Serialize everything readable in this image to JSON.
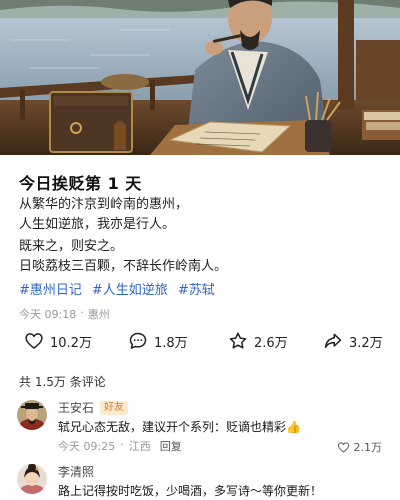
{
  "post": {
    "title": "今日挨贬第 1 天",
    "lines": [
      "从繁华的汴京到岭南的惠州，",
      "人生如逆旅，我亦是行人。",
      "既来之，则安之。",
      "日啖荔枝三百颗，不辞长作岭南人。"
    ],
    "tags": [
      "#惠州日记",
      "#人生如逆旅",
      "#苏轼"
    ],
    "time": "今天 09:18",
    "location": "惠州"
  },
  "stats": {
    "likes": "10.2万",
    "comments": "1.8万",
    "favorites": "2.6万",
    "shares": "3.2万"
  },
  "comments_header": "共 1.5万 条评论",
  "comments": [
    {
      "name": "王安石",
      "badge": "好友",
      "text": "轼兄心态无敌，建议开个系列：贬谪也精彩👍",
      "time": "今天 09:25",
      "location": "江西",
      "reply": "回复",
      "likes": "2.1万"
    },
    {
      "name": "李清照",
      "text": "路上记得按时吃饭，少喝酒，多写诗～等你更新！"
    }
  ],
  "icons": {
    "like": "heart-icon",
    "comment": "chat-bubble-icon",
    "favorite": "star-icon",
    "share": "share-arrow-icon"
  },
  "colors": {
    "tag": "#2f64c8",
    "badge_text": "#d8822a",
    "badge_bg": "#fde9cf",
    "meta": "#9a9a9a"
  }
}
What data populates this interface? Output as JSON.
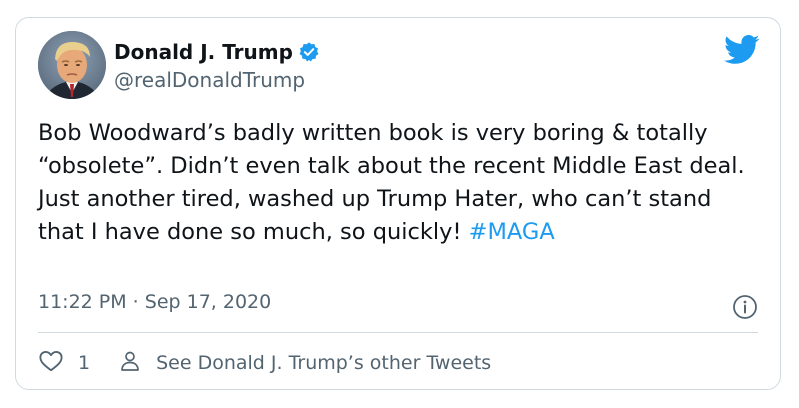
{
  "author": {
    "display_name": "Donald J. Trump",
    "handle": "@realDonaldTrump",
    "verified": true
  },
  "tweet": {
    "text": "Bob Woodward’s badly written book is very boring & totally “obsolete”. Didn’t even talk about the recent Middle East deal. Just another tired, washed up Trump Hater, who can’t stand that I have done so much, so quickly! ",
    "hashtag": "#MAGA",
    "timestamp": "11:22 PM · Sep 17, 2020"
  },
  "actions": {
    "like_count": "1",
    "other_tweets_label": "See Donald J. Trump’s other Tweets"
  },
  "icons": {
    "avatar": "profile-photo",
    "verified": "verified-badge-icon",
    "brand": "twitter-bird-icon",
    "info": "info-icon",
    "like": "heart-icon",
    "profile": "person-icon"
  },
  "colors": {
    "brand": "#1d9bf0",
    "text": "#0f1419",
    "secondary": "#536471",
    "border": "#cfd9de"
  }
}
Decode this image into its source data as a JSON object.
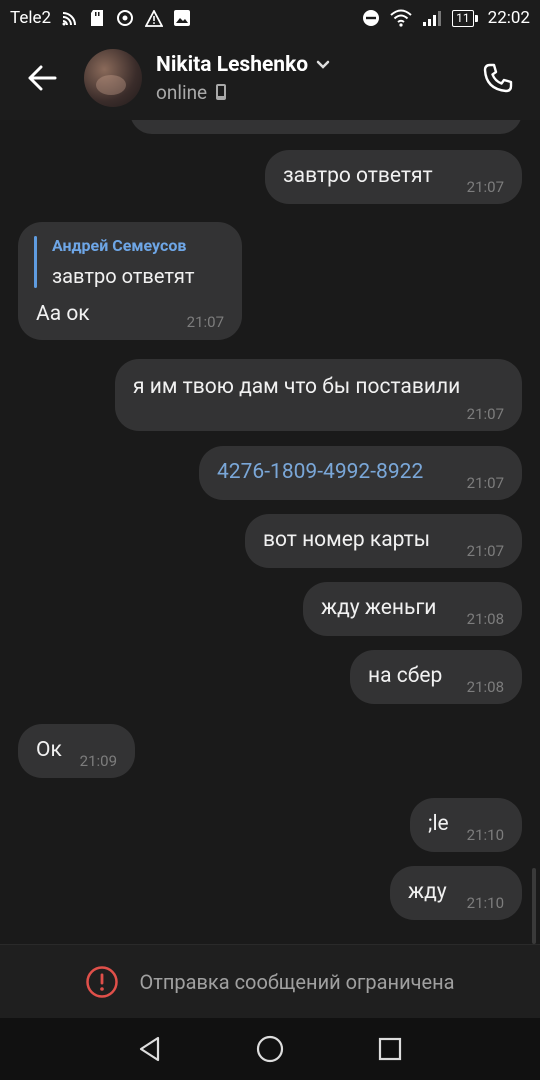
{
  "status_bar": {
    "carrier": "Tele2",
    "battery": "11",
    "time": "22:02"
  },
  "header": {
    "contact_name": "Nikita Leshenko",
    "status": "online"
  },
  "messages": [
    {
      "text": "завтро ответят",
      "time": "21:07",
      "outgoing": true
    },
    {
      "reply_author": "Андрей Семеусов",
      "reply_text": "завтро ответят",
      "text": "Аа ок",
      "time": "21:07",
      "outgoing": false
    },
    {
      "text": "я им твою дам что бы поставили",
      "time": "21:07",
      "outgoing": true
    },
    {
      "text": "4276-1809-4992-8922",
      "time": "21:07",
      "outgoing": true,
      "is_link": true
    },
    {
      "text": "вот номер карты",
      "time": "21:07",
      "outgoing": true
    },
    {
      "text": "жду женьги",
      "time": "21:08",
      "outgoing": true
    },
    {
      "text": "на сбер",
      "time": "21:08",
      "outgoing": true
    },
    {
      "text": "Ок",
      "time": "21:09",
      "outgoing": false
    },
    {
      "text": ";le",
      "time": "21:10",
      "outgoing": true
    },
    {
      "text": "жду",
      "time": "21:10",
      "outgoing": true
    }
  ],
  "restriction": {
    "text": "Отправка сообщений ограничена"
  },
  "colors": {
    "background": "#1a1a1a",
    "bubble": "#333334",
    "link": "#7aa7d8",
    "reply_accent": "#5f9ce0",
    "warning": "#e0504a"
  },
  "icons": {
    "back": "arrow-left-icon",
    "call": "phone-icon",
    "mobile": "mobile-device-icon",
    "warning": "exclamation-circle-icon"
  }
}
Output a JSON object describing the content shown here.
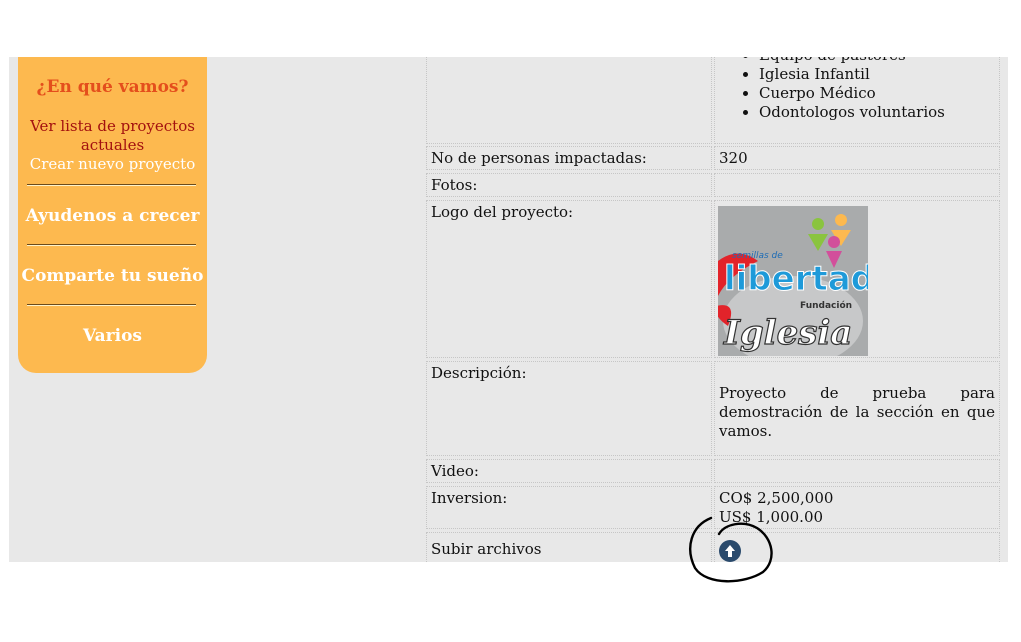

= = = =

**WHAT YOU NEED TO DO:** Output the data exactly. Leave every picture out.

**ANSWER BOX:**
Serialize everything readable in this image to JSON.
{
  "post": {
    "title": "今日挨贬第 1 天",
    "lines": [
      "从繁华的汴京到岭南的惠州，",
      "人生如逆旅，我亦是行人。",
      "既来之，则安之。",
      "日啖荔枝三百颗，不辞长作岭南人。"
    ],
    "tags": [
      "#惠州日记",
      "#人生如逆旅",
      "#苏轼"
    ],
    "time": "今天 09:18",
    "location": "惠州"
  },
  "stats": {
    "likes": "10.2万",
    "comments": "1.8万",
    "favorites": "2.6万",
    "shares": "3.2万"
  },
  "comments_header": "共 1.5万 条评论",
  "comments": [
    {
      "name": "王安石",
      "badge": "好友",
      "text": "轼兄心态无敌，建议开个系列：贬谪也精彩👍",
      "time": "今天 09:25",
      "location": "江西",
      "reply": "回复",
      "likes": "2.1万"
    },
    {
      "name": "李清照",
      "text": "路上记得按时吃饭，少喝酒，多写诗～等你更新！"
    }
  ],
  "icons": {
    "like": "heart-icon",
    "comment": "chat-bubble-icon",
    "favorite": "star-icon",
    "share": "share-arrow-icon"
  },
  "colors": {
    "tag": "#2f64c8",
    "badge_text": "#d8822a",
    "badge_bg": "#fde9cf",
    "meta": "#9a9a9a"
  }
}
What data populates this interface? Output as JSON.
{
  "author": {
    "display_name": "Donald J. Trump",
    "handle": "@realDonaldTrump",
    "verified": true
  },
  "tweet": {
    "text": "Bob Woodward’s badly written book is very boring & totally “obsolete”. Didn’t even talk about the recent Middle East deal. Just another tired, washed up Trump Hater, who can’t stand that I have done so much, so quickly! ",
    "hashtag": "#MAGA",
    "timestamp": "11:22 PM · Sep 17, 2020"
  },
  "actions": {
    "like_count": "1",
    "other_tweets_label": "See Donald J. Trump’s other Tweets"
  },
  "icons": {
    "avatar": "profile-photo",
    "verified": "verified-badge-icon",
    "brand": "twitter-bird-icon",
    "info": "info-icon",
    "like": "heart-icon",
    "profile": "person-icon"
  },
  "colors": {
    "brand": "#1d9bf0",
    "text": "#0f1419",
    "secondary": "#536471",
    "border": "#cfd9de"
  }
}
Decode this image into its source data as a JSON object.
{
  "status_bar": {
    "carrier": "Tele2",
    "battery": "11",
    "time": "22:02"
  },
  "header": {
    "contact_name": "Nikita Leshenko",
    "status": "online"
  },
  "messages": [
    {
      "text": "завтро ответят",
      "time": "21:07",
      "outgoing": true
    },
    {
      "reply_author": "Андрей Семеусов",
      "reply_text": "завтро ответят",
      "text": "Аа ок",
      "time": "21:07",
      "outgoing": false
    },
    {
      "text": "я им твою дам что бы поставили",
      "time": "21:07",
      "outgoing": true
    },
    {
      "text": "4276-1809-4992-8922",
      "time": "21:07",
      "outgoing": true,
      "is_link": true
    },
    {
      "text": "вот номер карты",
      "time": "21:07",
      "outgoing": true
    },
    {
      "text": "жду женьги",
      "time": "21:08",
      "outgoing": true
    },
    {
      "text": "на сбер",
      "time": "21:08",
      "outgoing": true
    },
    {
      "text": "Ок",
      "time": "21:09",
      "outgoing": false
    },
    {
      "text": ";le",
      "time": "21:10",
      "outgoing": true
    },
    {
      "text": "жду",
      "time": "21:10",
      "outgoing": true
    }
  ],
  "restriction": {
    "text": "Отправка сообщений ограничена"
  },
  "colors": {
    "background": "#1a1a1a",
    "bubble": "#333334",
    "link": "#7aa7d8",
    "reply_accent": "#5f9ce0",
    "warning": "#e0504a"
  },
  "icons": {
    "back": "arrow-left-icon",
    "call": "phone-icon",
    "mobile": "mobile-device-icon",
    "warning": "exclamation-circle-icon"
  }
}
Output a JSON object describing the content shown here.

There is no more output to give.